ABOUT THIS TASK:
Whenever a line in the entries below contains the string "hour", copy that line.

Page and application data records

:::

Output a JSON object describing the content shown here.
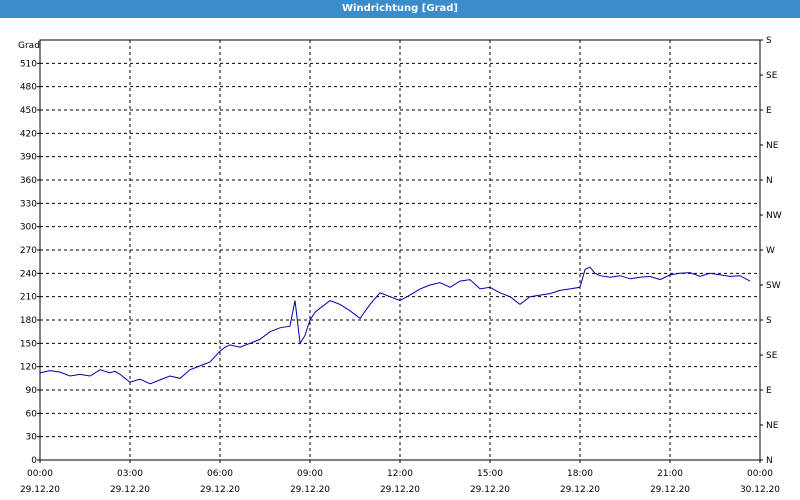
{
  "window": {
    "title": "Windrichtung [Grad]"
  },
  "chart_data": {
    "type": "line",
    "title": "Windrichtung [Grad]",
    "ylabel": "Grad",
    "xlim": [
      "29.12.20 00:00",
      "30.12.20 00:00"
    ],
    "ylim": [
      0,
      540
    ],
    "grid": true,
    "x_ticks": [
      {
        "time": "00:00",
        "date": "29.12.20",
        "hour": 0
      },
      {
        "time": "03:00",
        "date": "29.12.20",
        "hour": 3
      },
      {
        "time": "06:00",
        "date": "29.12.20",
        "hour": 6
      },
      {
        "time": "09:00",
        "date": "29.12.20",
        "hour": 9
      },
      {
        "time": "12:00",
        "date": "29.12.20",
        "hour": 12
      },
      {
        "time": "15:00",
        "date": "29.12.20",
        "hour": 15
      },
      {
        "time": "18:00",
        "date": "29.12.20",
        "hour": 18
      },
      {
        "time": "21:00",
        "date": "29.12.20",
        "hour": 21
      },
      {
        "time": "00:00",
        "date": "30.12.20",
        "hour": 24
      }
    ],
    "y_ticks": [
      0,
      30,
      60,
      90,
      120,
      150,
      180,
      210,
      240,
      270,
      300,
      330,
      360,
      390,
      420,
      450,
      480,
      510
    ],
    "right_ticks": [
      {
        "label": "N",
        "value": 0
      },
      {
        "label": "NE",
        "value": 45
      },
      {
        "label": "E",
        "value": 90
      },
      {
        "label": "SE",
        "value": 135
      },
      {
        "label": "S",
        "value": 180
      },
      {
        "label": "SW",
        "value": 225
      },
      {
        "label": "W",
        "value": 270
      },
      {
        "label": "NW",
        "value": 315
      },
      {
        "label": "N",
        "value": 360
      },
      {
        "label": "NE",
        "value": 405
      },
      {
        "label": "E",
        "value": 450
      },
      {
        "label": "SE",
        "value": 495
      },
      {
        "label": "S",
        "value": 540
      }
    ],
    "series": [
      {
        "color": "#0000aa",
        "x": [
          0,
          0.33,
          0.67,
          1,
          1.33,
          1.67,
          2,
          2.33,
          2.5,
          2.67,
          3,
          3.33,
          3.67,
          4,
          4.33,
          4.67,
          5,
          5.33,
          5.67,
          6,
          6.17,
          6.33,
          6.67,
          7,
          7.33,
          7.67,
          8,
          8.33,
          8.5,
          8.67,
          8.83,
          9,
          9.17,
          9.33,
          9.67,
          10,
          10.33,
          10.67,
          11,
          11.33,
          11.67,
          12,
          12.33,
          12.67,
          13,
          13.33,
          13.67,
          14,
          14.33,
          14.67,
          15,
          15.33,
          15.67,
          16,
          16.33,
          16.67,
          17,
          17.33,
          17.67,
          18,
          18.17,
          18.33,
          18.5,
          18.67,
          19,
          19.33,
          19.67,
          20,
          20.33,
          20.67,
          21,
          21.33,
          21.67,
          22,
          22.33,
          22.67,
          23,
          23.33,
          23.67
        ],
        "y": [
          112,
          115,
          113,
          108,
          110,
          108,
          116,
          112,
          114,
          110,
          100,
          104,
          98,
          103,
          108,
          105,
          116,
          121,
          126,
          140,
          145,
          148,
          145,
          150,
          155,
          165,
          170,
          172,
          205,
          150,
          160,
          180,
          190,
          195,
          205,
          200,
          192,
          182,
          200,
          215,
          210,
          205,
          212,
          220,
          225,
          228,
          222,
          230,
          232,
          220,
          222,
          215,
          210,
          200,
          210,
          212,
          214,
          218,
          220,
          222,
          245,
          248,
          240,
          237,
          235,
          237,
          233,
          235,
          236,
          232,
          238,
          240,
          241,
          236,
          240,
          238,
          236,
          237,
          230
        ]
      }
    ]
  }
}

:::

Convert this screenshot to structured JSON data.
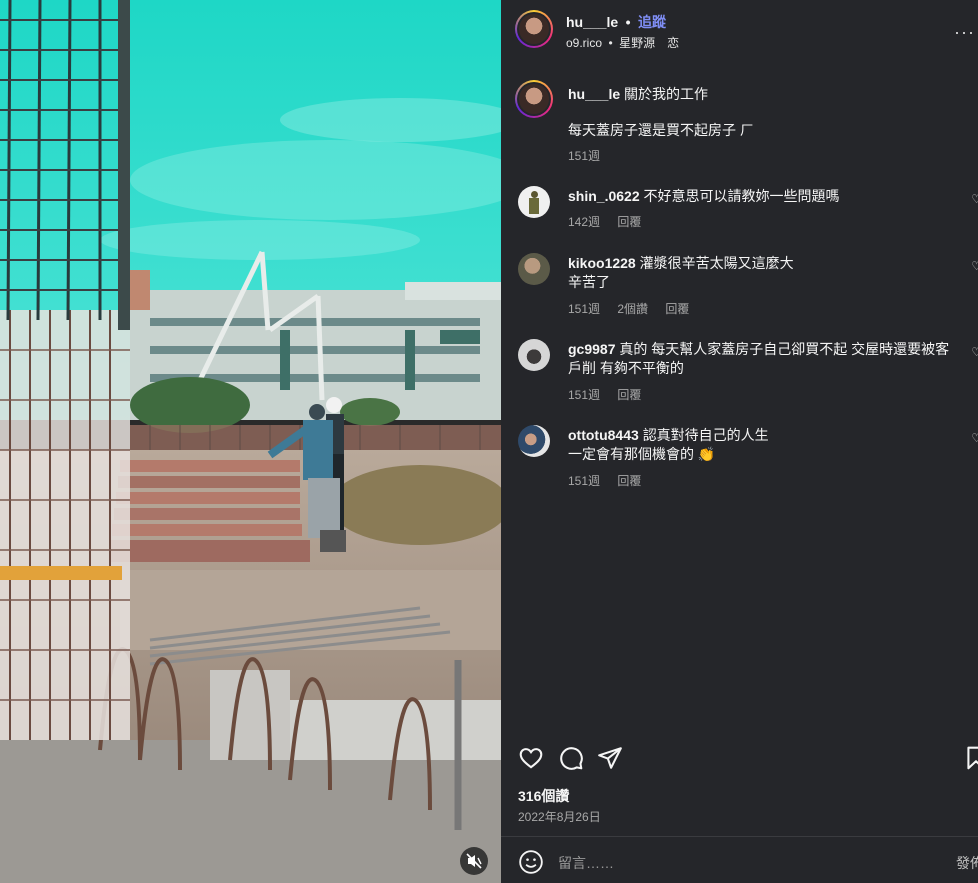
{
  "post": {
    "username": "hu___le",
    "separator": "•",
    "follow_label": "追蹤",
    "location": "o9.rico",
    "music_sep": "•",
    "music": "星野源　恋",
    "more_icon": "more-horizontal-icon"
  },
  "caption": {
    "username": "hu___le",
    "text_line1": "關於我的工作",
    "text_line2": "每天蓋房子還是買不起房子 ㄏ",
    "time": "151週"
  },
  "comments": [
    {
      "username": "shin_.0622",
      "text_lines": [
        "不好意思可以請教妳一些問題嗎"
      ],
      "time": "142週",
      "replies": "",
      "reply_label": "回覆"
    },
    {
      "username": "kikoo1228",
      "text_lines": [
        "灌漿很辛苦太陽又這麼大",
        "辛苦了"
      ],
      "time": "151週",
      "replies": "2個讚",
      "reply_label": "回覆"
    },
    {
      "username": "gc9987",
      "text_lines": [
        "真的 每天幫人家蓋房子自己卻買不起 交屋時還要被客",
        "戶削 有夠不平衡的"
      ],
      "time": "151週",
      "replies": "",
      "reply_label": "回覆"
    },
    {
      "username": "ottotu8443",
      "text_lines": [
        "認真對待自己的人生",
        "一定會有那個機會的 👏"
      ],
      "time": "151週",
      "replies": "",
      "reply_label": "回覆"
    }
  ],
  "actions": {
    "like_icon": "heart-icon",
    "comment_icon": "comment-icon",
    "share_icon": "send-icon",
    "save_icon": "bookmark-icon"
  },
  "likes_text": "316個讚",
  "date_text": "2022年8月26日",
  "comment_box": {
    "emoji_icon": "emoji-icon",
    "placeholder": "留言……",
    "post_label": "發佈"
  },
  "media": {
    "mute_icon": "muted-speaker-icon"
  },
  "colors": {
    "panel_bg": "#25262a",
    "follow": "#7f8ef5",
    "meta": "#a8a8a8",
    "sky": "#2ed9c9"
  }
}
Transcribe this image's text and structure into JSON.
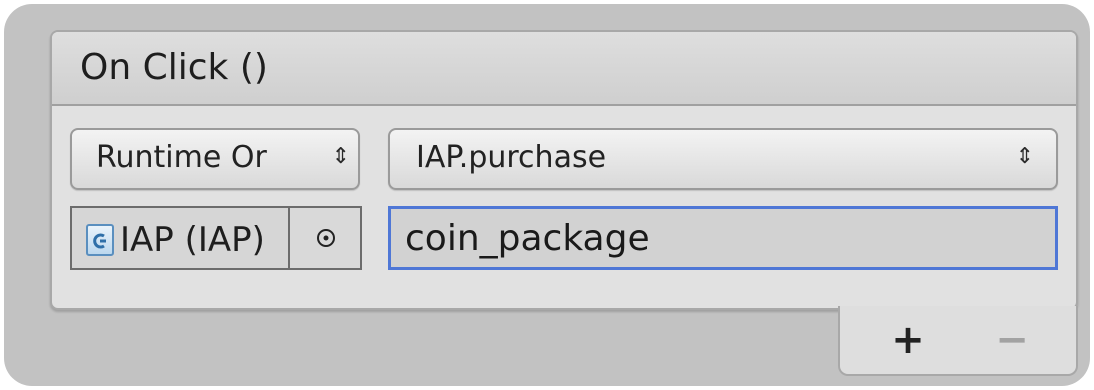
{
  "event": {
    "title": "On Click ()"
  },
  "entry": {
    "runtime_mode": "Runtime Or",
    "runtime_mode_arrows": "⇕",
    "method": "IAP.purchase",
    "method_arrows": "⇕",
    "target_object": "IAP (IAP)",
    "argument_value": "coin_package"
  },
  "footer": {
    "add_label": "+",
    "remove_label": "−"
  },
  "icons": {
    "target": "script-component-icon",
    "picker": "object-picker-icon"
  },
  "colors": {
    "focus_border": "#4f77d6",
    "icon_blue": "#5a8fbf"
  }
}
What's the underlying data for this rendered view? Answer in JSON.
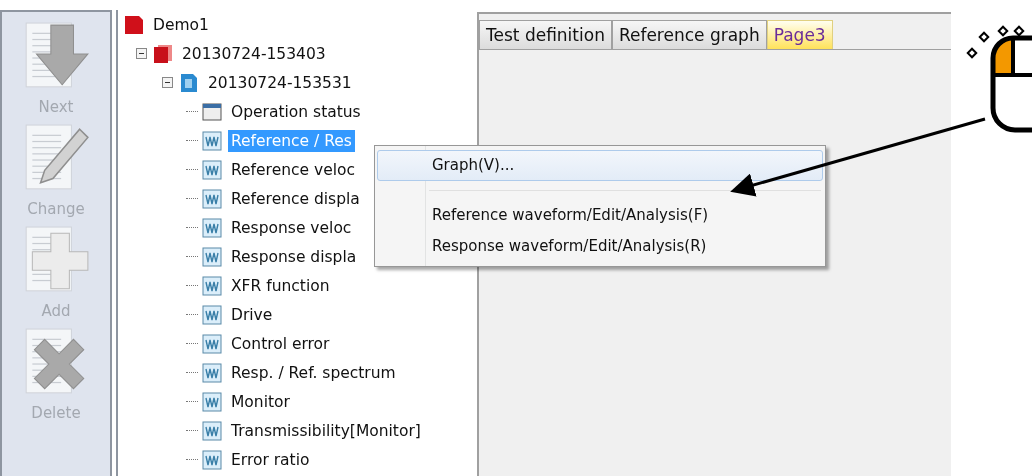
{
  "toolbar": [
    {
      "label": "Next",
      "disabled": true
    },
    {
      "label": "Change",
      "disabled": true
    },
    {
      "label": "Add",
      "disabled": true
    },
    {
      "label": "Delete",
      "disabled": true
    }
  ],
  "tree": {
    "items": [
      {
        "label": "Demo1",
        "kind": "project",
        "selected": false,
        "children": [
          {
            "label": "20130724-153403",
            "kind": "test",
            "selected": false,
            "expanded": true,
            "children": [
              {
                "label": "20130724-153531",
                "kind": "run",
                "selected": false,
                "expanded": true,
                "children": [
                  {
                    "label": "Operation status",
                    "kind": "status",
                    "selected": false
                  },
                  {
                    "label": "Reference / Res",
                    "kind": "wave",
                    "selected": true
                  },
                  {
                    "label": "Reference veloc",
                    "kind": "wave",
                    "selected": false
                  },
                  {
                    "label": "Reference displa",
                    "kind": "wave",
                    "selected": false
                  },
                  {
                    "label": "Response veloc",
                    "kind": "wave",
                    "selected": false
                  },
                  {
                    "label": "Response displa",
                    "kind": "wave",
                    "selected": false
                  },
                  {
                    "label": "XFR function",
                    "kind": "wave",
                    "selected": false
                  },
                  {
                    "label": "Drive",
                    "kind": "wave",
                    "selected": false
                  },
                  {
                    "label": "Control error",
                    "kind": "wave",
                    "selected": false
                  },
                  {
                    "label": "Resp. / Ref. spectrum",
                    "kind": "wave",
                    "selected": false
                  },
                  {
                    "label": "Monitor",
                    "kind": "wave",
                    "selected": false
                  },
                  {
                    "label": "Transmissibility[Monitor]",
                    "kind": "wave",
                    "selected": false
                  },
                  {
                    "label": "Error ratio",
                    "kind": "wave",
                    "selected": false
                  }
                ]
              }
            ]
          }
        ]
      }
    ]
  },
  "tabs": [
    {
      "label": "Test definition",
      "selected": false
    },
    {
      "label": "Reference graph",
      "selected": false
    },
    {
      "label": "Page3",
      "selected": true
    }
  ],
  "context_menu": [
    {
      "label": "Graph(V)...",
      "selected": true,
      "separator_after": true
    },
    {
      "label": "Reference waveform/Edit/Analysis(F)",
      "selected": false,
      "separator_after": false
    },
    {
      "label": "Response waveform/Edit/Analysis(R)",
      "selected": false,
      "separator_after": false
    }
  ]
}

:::

TASK ANSWER:
        "hour": 0
        "hour": 3
        "hour": 6
        "hour": 9
        "hour": 12
        "hour": 15
        "hour": 18
        "hour": 21
        "hour": 24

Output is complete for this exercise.